Subtext? What’s Subtext?
Here’s an example of what I dislike about the piece:
[Jimenez asks, rhetorically:]Why isn’t Batman bi? This is part of a constant need by people in their 30s and 40s to apply complex sexual and emotional ideas upon these characters. Batman was not designed to talk about man/boy love, he was designed to beat up bad guys. There have been some wonderful adult comic book treatments of these ideas, but I would ask how much further we need to deconstruct these characters. What needs are we fulfilling when we mix childhood fantasy with real-world concerns? Anyway, so long as Time-Warner owns them, we will never see Batman go down on Robin.
They even pull out the old “politics and ‘sexual stuff’ cannot be incorporated into a superhero narrative” chestnut! Uh…sorry, but politics and “sexual stuff” are part of every narrative. For exhibit “A” of what happens when you try to pretend that this isn’t the case, see Kingdom Come.

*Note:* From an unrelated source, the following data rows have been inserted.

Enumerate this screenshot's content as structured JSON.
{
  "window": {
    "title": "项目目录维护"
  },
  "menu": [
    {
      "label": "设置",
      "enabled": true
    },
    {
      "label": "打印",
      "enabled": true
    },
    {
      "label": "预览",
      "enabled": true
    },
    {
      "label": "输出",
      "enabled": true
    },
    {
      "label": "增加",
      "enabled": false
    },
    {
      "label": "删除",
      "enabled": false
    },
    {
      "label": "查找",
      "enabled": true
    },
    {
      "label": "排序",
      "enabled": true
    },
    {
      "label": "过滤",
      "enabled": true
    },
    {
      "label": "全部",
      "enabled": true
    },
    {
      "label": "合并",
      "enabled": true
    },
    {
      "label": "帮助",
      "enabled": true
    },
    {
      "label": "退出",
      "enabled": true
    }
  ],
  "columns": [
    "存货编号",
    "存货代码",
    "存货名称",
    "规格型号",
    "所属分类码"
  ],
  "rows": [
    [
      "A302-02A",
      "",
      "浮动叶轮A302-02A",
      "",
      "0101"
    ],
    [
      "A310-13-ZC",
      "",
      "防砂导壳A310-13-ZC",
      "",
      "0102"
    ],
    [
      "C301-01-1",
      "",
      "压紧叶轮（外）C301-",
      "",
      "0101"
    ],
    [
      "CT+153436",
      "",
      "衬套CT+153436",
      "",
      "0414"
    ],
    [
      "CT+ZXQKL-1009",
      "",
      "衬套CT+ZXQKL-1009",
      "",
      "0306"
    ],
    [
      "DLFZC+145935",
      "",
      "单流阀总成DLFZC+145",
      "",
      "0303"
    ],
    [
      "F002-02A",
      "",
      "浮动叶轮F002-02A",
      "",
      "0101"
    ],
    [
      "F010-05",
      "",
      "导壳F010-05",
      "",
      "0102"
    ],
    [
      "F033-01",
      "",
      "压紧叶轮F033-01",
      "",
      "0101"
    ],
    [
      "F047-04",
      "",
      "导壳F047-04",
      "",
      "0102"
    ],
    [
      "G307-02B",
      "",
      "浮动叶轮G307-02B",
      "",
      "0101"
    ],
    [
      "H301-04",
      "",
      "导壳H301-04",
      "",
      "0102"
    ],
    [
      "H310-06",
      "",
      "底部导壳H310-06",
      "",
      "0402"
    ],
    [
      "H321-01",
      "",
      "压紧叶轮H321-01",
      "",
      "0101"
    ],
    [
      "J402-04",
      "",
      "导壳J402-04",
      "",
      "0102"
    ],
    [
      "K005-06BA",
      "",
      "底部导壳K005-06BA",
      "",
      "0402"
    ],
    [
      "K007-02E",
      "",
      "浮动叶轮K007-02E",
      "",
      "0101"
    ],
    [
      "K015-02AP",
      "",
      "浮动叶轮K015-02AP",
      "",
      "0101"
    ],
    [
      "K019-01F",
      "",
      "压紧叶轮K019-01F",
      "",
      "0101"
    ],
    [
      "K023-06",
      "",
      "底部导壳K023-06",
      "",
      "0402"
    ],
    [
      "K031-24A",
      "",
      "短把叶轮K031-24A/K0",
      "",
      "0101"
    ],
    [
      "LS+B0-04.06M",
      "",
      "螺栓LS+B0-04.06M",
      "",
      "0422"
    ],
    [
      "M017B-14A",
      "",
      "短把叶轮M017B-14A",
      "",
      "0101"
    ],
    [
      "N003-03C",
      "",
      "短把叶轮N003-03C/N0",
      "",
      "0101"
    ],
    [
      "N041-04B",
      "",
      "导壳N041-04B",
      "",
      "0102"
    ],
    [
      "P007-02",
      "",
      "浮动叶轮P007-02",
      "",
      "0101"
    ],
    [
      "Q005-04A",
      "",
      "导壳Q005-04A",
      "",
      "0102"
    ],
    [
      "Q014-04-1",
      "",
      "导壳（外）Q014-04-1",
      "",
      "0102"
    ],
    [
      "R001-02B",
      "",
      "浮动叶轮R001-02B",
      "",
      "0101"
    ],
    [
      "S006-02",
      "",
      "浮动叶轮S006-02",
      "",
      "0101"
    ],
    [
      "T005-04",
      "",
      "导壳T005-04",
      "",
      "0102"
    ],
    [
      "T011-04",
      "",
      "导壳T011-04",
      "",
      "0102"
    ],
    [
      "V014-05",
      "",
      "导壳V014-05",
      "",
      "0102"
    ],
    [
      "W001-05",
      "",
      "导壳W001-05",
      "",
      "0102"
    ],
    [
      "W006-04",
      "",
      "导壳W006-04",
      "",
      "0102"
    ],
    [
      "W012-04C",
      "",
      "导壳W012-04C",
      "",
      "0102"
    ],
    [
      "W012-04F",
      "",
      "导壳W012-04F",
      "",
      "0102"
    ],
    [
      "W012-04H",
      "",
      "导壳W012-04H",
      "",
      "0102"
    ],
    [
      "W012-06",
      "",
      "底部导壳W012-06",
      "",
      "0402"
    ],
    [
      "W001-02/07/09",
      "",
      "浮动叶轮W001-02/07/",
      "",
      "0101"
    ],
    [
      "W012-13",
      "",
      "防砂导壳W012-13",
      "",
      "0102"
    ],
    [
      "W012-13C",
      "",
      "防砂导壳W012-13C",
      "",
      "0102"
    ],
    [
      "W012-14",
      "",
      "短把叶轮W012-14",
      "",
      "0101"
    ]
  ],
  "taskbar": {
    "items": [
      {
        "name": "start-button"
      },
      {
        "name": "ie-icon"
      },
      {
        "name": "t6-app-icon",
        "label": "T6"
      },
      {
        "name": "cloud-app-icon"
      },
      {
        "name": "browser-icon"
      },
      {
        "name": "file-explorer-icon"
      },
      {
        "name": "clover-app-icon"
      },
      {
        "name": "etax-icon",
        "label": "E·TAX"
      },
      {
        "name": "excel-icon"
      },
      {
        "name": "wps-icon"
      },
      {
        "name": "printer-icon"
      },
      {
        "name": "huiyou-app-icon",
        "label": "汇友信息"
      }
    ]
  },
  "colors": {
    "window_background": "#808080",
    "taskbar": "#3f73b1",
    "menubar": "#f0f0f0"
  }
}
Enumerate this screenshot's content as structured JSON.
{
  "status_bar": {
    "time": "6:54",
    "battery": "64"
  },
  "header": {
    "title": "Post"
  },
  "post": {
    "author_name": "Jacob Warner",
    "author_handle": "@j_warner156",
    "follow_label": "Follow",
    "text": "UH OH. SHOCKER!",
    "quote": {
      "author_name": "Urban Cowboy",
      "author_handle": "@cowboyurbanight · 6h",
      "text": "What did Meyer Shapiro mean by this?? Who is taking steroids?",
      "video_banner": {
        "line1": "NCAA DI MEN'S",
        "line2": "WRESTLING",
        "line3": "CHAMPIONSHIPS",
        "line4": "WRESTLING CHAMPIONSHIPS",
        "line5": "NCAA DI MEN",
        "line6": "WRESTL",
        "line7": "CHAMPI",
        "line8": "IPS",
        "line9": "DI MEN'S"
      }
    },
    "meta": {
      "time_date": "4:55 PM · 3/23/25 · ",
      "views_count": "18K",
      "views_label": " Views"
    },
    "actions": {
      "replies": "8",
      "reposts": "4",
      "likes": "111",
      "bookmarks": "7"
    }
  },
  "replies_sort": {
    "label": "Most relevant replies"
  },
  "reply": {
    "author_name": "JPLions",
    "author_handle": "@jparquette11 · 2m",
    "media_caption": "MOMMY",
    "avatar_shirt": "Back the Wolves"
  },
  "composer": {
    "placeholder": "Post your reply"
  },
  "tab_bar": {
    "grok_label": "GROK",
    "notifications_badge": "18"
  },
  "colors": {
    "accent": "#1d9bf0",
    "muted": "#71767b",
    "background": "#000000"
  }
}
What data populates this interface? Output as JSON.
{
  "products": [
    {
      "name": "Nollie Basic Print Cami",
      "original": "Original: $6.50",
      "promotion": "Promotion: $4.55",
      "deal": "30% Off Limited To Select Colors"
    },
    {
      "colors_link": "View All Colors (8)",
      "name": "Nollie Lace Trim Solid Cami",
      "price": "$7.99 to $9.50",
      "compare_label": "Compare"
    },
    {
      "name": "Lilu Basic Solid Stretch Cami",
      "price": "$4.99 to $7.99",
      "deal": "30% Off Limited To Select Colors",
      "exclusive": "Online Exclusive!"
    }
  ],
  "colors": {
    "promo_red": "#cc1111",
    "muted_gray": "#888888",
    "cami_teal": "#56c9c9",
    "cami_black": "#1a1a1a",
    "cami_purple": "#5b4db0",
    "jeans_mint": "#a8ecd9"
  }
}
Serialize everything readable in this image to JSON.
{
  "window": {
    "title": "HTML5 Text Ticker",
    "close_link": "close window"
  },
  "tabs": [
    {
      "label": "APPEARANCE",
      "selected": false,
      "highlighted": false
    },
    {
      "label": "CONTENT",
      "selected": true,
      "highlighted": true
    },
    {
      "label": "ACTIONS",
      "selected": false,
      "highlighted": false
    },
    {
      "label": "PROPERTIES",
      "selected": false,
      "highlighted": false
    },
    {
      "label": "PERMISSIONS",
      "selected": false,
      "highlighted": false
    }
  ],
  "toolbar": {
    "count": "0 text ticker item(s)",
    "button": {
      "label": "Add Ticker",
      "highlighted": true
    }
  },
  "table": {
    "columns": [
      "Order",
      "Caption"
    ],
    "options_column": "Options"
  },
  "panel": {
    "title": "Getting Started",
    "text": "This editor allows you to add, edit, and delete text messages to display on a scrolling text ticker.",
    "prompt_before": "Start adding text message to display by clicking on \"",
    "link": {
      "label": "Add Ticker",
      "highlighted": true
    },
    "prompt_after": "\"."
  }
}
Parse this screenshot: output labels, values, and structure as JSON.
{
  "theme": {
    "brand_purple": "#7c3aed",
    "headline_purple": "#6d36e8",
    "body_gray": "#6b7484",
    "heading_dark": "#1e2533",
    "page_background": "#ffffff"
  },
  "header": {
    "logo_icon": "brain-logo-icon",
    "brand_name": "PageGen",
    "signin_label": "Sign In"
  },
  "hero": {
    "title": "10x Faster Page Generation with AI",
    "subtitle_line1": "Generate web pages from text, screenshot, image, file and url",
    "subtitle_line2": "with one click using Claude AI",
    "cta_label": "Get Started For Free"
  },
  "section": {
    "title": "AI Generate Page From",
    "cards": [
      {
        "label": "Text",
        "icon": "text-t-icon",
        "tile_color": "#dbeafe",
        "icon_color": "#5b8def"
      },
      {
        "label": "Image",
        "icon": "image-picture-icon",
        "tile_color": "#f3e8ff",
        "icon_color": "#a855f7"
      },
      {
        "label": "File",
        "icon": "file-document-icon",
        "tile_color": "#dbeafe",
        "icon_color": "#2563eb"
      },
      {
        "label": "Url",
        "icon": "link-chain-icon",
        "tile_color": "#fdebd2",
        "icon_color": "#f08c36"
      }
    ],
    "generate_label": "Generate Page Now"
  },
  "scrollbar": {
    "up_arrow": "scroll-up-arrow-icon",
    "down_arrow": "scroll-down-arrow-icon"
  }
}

Whilst reading various KC/Incredibles discussions over the weekend, I was struck, once again, by the artificial barriers people take such pains to erect between “story”/”entertainment” and “subtext”. Now, I have nothing specific to say about The Incredibles, because I haven’t seen the film and don’t plan to anytime soon, but I do think it’s odd that anyone would insist upon either “enjoying” the film or “analyzing” it. You see this all the time though: “Oh, it was great entertainment, but if you start to think about it, it’ll make you sick!” [In a hushed voice] “It’s Nietzschean…” (or Randian, or fascist, or whatever) Well, you know what? It doesn’t become Nietzschean just because you decided to pay attention to this fact. It already was (unless you don’t know what you’re talking about–in which case it probably wasn’t). And you enjoyed it! So what does that say about you? Well nothing of course! Oh, I guess it means that you were capable of being “entertained” by a piece that participates in an objectionable philosophical discourse. But so what? Is that such a terrible thing to learn about yourself? I think Plato is an extremely dangerous thinker. But I still love reading the Dialogues! There’s a lot to object to/think about in any text (even Emerson! even Amazing Spider-Man!), and you don’t have to go spelunking for it either–it’s all right there on the surface! There’s no such thing as subtext.
Good afternoon friends!